The authors examined how consumers react to certain brand concepts and companies' social responsibility missions. "For instance, a luxury brand such at Rolex may be primarily associated with an of self-enhancement (dominance over people and resources), whereas Aunt Jemima may be primarily associated with a conservation concept (tradition and protection of the status quo)," the authors explain. "Similarly, Apple iTunes may be characterized by an openness concept (exciting and free-spirited)." Even when consumers are not conscious of it, these brands activate related motivations in consumers.

The authors believe that messages of social responsibility that come from luxury brands associated with a "self-enhancement concept" cause to feel that something is "not right," which means their opinion of the brand declines. On the other hand, brands associated with openness or conservation do not have the same "motivational conflict" with social responsibility.

By testing participants' reactions to real and hypothetical brands, the authors also found that people who had an abstract (vs. concrete) mindset were more likely to experience "disfluency" when brand information conflicted with messages.

"Given that billions of dollars are being poured into CSR activities, knowing which brands are more or less likely to succeed is highly consequential," the authors write. "CSR activities can backfire for luxury brands associated with a self-enhancement concept, but not for brands associated with openness or conservation concepts, unless steps are taken to avoid these negative consequences."

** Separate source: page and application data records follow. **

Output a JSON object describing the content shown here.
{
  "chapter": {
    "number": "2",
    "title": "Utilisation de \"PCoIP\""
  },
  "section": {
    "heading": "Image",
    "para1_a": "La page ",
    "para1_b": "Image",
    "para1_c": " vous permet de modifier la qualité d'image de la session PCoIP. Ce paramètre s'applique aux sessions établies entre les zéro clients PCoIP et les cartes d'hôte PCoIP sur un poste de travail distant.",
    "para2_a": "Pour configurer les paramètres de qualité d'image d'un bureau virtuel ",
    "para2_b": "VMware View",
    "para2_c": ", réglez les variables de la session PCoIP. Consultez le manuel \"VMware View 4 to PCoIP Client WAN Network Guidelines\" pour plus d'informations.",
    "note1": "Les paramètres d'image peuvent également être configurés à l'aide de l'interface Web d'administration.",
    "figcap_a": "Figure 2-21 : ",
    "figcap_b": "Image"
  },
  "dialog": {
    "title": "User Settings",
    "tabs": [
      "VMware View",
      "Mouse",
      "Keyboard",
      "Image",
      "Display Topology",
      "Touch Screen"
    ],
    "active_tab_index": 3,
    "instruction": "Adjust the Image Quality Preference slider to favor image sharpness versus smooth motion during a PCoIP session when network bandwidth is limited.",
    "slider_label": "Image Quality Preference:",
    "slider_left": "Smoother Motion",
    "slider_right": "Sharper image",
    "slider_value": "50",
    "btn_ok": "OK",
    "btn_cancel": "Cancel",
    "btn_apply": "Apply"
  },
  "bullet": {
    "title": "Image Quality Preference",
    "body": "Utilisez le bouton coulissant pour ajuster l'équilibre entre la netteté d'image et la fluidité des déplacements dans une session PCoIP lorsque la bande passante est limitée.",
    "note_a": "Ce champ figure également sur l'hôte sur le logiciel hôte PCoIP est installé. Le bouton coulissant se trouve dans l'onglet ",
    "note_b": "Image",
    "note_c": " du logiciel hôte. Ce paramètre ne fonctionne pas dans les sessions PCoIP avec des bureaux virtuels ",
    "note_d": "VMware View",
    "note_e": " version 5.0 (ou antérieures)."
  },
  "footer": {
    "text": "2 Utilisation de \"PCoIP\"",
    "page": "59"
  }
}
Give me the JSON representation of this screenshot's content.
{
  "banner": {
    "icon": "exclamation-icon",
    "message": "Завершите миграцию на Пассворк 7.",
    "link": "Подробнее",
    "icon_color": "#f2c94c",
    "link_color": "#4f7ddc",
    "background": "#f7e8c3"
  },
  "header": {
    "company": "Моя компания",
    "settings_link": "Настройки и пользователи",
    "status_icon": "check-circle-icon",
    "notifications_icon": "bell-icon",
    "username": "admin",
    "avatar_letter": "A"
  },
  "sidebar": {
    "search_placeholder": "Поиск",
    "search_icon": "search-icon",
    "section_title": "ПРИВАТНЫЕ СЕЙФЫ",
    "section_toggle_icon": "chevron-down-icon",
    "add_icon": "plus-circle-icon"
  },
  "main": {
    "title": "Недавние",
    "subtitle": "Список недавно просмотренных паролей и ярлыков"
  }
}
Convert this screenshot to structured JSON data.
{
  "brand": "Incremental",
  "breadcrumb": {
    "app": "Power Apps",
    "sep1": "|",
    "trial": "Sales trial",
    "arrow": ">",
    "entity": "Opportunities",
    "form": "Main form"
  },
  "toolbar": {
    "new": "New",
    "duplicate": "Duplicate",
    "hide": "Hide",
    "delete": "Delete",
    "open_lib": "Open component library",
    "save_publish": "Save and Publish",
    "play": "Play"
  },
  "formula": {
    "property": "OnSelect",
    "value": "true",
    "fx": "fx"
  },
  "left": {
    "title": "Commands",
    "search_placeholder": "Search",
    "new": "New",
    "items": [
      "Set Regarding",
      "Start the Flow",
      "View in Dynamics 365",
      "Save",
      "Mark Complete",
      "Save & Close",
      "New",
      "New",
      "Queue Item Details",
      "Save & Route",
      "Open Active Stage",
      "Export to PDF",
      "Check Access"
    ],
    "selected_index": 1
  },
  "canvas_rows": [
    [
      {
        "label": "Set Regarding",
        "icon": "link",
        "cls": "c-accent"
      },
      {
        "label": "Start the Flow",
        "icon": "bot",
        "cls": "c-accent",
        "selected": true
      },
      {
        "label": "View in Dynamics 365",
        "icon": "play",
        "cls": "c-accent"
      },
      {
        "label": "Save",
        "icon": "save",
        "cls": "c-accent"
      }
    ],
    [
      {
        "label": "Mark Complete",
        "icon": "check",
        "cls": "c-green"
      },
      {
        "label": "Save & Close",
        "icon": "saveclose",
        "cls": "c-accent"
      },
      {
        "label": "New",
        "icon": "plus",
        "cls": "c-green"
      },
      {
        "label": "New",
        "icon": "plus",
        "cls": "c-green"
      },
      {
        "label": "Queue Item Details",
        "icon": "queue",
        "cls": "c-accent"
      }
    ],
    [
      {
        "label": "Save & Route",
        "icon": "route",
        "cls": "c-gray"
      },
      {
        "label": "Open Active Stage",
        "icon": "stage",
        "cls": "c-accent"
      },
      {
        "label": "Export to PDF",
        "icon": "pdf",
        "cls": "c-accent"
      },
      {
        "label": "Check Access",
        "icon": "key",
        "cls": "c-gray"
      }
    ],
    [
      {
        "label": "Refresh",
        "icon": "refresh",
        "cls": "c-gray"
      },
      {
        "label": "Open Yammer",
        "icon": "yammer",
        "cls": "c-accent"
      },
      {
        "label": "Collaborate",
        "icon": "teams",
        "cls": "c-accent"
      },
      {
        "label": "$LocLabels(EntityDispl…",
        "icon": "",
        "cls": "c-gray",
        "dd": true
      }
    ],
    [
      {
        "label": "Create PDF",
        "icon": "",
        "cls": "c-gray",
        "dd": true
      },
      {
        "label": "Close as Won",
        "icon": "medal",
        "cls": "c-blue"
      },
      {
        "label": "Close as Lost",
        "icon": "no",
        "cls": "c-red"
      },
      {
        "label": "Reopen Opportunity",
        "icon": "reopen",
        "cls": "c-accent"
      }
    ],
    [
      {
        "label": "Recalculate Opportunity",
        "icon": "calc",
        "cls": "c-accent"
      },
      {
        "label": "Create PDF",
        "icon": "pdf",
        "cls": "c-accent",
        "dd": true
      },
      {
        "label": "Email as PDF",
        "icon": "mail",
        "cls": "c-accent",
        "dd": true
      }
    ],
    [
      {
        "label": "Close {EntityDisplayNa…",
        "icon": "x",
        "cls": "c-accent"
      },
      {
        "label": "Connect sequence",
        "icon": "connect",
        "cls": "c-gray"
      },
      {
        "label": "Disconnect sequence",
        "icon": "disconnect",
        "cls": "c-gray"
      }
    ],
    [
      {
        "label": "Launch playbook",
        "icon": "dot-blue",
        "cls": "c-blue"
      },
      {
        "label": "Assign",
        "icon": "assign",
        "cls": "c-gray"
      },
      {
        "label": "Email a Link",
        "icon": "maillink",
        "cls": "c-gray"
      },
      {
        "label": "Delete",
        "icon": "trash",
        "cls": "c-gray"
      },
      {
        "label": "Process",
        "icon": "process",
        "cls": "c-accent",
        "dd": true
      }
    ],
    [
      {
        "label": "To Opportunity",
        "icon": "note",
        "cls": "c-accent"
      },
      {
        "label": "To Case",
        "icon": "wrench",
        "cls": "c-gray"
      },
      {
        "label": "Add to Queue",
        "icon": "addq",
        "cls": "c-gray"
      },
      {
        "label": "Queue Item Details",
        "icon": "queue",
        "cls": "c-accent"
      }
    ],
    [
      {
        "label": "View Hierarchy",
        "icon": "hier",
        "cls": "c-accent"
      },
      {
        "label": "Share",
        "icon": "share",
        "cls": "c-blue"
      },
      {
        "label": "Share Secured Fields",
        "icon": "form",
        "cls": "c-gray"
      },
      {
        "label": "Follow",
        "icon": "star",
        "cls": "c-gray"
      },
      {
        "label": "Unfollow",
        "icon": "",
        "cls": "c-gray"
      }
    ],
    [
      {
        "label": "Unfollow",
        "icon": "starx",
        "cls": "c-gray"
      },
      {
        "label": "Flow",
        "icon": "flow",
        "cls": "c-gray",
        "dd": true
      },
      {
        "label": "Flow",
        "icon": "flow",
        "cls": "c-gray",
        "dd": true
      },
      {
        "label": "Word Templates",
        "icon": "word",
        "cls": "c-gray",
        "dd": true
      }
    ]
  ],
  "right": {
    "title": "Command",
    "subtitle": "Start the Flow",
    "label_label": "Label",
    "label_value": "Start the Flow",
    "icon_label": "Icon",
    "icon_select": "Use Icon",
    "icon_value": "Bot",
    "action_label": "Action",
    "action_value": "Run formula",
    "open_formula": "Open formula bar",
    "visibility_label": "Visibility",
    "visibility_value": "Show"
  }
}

Explore further: Bribery 'hits 1.6 billion people a year'

Provided by University of Chicago Press Journals

5 /5 (1 vote)
add to favorites email to friend print save as pdf

Related Stories

Consumers love underdogs

Jul 20, 2010

Consumers strongly relate to brands that they perceive as underdogs, according to a new study in the Journal of Consumer Research.

Recommended for you

Bribery 'hits 1.6 billion people a year'

Feb 27, 2015

A total of 1.6 billion people worldwide – nearly a quarter of the global population – are forced to pay bribes to gain access to everyday public services, according to a new book by academics at the Universities of Birmingham ...

How music listening programmes can be easily fooled

Feb 26, 2015

For well over two decades, researchers have sought to build music listening software that can address the deluge of music growing faster than our Spotify-spoilt appetites. From software that can tell you ...

Nature journal to begin offering double-blind peer review

Feb 23, 2015

Well known and respected journal, Nature, will begin next month offering researchers who submit their work for peer review, the option of having it done via the double-blind method—whereby both submitters and re ...

User comments : 0

Please sign in to add a comment. Registration is free, and takes less than a minute. Read more

Click here to reset your password.
Sign in to get notified via email when new comments are made.